So I've decided to read the Christian bible from cover to cover. Why? The last time I did so was quite awhile ago, well before I had read much about atheism. When I've referred to biblical passages here, Christians sometimes complain that I'm taking the passages out of context. So I picked up a parallel bible with the NIV version presented column-by-column with the King James version. I'm about mid-way through Leviticus now and ready to share some initial impressions.
This is the first time I've read the NIV translation, and it certainly makes for an easier read than the King James. Still, I like to go back and forth to compare both versions and note some of the seemingly important differences. As but one example, NIV replaces "thou shalt not kill" with "you will not murder." At least to my mind, there is a world of difference between the meaning of "kill" and that of "murder."
Genesis makes for an interesting read, and I genuinely enjoyed it. A certain beauty is evident in some of the language and imagery. Of course, one must set aside the realities of modern science to some degree or else one will experience it as little more than a list of false claims about nature.
The god described in these first three books is difficult to recommend. This god is presumably almighty and yet needs to rest while creating the universe. This god is presumably wise beyond measure but places two forbidden trees (that of knowledge and that of life) in the Garden of Eden where early humans can access them. Moreover, this god evidently botched the first attempt at creating humanity to the point where it was necessary to slaughter all except Noah and his clan. Thus, with regard to power and knowledge, this god seems to be quite flawed.
What about morality? Well, there is little question about this. This god repeatedly refers to itself as jealous and demonstrates wrath, impatience, cruelty, intolerance, and more. The god described in Genesis, Exodus, and Leviticus is certainly willing to provide humanity with a number of laws, the majority of which are completely ignored by virtually all modern Christians. This god makes it clear that it is to be honored with animal blood and burnt offerings (i.e., animals sacrificed and burned on altars). However, most modern Christians would never dream of doing this, going so far as to equate such acts with Satanism when they were in fact mandated by the very god they claim to worship.

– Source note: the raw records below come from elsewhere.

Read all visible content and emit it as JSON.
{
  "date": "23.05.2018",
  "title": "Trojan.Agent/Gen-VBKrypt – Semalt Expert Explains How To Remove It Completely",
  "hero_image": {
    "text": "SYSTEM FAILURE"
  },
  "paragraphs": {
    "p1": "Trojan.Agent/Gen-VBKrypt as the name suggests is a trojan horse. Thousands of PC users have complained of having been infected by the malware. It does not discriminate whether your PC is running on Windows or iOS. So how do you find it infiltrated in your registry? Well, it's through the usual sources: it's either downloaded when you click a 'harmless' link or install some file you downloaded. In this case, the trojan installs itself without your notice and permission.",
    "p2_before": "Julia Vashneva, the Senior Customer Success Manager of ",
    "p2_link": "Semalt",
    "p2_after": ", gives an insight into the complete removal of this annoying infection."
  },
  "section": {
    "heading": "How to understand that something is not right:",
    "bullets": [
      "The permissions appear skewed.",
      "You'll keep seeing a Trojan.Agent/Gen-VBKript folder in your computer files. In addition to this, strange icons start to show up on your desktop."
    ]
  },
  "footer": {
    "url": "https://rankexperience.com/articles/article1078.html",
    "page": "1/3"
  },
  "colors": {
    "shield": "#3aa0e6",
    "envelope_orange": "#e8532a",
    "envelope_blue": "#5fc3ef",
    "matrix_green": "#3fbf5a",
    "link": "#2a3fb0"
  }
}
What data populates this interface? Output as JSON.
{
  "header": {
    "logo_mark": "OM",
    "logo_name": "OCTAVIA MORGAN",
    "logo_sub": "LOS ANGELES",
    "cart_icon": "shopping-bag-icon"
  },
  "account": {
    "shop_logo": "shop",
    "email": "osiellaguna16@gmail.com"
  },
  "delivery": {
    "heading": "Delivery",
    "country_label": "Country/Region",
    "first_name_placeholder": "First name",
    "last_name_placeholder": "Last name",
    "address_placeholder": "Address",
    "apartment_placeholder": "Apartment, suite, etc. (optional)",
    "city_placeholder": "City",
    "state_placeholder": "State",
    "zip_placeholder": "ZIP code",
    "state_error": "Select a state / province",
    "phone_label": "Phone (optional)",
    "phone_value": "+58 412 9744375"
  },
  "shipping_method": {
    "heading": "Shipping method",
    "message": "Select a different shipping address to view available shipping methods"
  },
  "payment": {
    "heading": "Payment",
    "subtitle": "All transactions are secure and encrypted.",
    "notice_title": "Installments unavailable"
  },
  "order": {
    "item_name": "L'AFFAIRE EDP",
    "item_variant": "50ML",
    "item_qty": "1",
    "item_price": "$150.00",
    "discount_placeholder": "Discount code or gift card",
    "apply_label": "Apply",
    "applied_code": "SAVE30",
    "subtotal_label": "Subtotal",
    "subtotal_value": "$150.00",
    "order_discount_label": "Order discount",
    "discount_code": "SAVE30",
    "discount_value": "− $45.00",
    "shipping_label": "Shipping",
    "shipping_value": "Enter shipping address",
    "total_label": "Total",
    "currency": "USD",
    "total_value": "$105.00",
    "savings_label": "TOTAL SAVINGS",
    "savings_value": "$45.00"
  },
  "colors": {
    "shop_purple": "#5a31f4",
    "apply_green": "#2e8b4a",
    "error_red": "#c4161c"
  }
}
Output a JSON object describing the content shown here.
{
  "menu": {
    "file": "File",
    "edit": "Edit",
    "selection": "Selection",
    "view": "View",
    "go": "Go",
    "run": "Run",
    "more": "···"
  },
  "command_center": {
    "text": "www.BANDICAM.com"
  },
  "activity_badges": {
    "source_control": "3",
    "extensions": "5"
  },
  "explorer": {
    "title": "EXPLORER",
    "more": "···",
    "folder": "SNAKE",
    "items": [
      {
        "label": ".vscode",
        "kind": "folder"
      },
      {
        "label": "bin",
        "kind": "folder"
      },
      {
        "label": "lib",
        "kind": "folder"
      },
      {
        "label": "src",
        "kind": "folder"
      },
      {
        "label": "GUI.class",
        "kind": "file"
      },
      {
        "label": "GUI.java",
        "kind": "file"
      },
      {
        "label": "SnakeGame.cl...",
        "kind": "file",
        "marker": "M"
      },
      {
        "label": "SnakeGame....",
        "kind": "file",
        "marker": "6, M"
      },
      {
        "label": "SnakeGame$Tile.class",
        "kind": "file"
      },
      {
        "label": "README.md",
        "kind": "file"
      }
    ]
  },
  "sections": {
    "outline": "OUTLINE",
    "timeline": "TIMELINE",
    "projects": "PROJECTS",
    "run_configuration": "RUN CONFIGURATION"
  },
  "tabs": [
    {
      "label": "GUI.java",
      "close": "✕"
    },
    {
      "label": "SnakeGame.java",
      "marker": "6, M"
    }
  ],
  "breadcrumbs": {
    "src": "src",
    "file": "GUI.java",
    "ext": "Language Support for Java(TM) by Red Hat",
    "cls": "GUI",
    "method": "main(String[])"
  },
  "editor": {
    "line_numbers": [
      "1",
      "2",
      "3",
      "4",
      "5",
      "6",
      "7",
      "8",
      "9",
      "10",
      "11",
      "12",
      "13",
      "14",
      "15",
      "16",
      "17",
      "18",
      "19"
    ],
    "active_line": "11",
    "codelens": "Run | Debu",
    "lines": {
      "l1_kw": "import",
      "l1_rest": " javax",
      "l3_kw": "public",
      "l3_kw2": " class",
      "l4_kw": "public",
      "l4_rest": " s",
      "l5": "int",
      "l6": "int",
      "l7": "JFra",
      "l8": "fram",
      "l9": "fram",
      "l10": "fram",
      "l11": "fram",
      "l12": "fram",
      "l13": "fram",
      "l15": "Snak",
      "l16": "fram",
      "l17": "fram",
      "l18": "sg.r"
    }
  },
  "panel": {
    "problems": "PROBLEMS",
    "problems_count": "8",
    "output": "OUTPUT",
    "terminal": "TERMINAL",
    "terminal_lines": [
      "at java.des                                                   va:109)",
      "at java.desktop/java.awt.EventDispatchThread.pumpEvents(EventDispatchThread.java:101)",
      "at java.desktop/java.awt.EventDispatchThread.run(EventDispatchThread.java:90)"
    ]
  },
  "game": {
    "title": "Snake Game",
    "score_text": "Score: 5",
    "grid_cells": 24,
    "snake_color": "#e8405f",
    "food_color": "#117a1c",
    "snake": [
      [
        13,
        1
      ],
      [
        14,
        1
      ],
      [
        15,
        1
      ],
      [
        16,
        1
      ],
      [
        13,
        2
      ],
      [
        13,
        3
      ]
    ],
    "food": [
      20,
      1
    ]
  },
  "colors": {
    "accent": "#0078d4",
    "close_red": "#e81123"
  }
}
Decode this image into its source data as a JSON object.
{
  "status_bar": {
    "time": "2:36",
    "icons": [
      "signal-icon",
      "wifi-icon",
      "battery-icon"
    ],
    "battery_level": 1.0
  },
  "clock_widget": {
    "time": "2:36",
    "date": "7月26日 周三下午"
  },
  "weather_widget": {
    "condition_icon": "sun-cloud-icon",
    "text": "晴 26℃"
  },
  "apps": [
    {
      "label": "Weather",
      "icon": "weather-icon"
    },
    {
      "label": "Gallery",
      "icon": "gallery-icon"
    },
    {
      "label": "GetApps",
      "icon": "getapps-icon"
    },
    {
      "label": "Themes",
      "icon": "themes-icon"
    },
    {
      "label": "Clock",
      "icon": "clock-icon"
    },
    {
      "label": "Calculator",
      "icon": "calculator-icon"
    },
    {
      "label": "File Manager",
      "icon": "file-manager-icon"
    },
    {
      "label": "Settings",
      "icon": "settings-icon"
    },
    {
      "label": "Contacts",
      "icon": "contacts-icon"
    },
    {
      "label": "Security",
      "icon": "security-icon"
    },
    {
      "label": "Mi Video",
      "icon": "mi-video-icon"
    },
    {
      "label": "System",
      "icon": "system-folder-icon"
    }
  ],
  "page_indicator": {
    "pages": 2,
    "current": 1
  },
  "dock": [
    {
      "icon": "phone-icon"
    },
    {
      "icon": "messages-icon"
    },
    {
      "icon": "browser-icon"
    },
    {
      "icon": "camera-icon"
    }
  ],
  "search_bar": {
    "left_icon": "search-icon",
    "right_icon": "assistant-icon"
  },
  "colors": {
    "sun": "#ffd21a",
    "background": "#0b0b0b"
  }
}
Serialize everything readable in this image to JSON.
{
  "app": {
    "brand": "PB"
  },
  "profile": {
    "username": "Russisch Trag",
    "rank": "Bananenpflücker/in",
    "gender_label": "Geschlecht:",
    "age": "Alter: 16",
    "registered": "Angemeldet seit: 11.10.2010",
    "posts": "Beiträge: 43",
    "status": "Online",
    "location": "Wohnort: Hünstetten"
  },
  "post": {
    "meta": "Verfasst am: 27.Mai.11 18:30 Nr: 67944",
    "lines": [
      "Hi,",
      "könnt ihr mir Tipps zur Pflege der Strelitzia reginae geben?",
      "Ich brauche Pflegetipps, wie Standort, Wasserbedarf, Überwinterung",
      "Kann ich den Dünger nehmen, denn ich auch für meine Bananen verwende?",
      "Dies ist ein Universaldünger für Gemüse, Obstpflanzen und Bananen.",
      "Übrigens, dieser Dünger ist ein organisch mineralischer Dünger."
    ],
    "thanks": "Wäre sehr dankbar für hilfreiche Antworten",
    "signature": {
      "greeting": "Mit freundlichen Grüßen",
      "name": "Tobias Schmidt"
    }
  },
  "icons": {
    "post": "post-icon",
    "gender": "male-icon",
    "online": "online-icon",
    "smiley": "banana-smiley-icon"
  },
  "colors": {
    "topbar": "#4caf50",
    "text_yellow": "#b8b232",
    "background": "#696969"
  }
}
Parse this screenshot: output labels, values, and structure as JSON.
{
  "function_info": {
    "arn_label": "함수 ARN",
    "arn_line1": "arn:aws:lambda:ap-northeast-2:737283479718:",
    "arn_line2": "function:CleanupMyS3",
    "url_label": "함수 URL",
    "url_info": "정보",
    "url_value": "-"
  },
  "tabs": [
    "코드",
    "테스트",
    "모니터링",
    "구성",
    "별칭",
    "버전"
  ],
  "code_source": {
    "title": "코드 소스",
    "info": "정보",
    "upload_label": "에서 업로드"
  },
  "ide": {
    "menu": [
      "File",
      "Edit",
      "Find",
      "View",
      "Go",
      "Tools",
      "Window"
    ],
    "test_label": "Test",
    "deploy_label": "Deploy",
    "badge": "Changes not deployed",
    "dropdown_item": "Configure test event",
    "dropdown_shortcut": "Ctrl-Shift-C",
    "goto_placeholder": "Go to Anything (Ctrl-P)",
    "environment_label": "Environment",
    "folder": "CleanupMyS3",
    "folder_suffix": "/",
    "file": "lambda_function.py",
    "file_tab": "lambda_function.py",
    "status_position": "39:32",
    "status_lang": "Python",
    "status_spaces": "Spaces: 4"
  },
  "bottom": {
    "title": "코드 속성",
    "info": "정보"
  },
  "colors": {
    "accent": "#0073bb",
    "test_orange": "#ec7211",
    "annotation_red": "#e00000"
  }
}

The infamous passage in Leviticus does indeed state that male homosexuality is wrong (and that men who engage in homosexual must be killed), and yet, this is embedded among so many other laws given to humanity that it hardly stands out. It is fascinating that Christians obsess about the couple brief mentions this receives while completely ignoring the call for blood sacrifices, the clear requirement of stoning for minor crimes, and the multitude of references to the evils of yeast.
Don't get me wrong - I'm glad that today's Christians ignore nearly all of the laws their biblical god hands down in these three books. And yet, I remain puzzled that anyone claiming to be a Christian can ignore all of this, selectively choosing the couple parts that make them feel good while neglecting the bulk of what is actually there. This is the sort of god who is unlikely to react favorably to such neglect. If I believed in such a god, I don't think I'd go near anything containing yeast!
Tags: bible, Genesis, Exodus, Leviticus, homosexuality, Christianity, Christian, religion, fundamentalism, atheism, god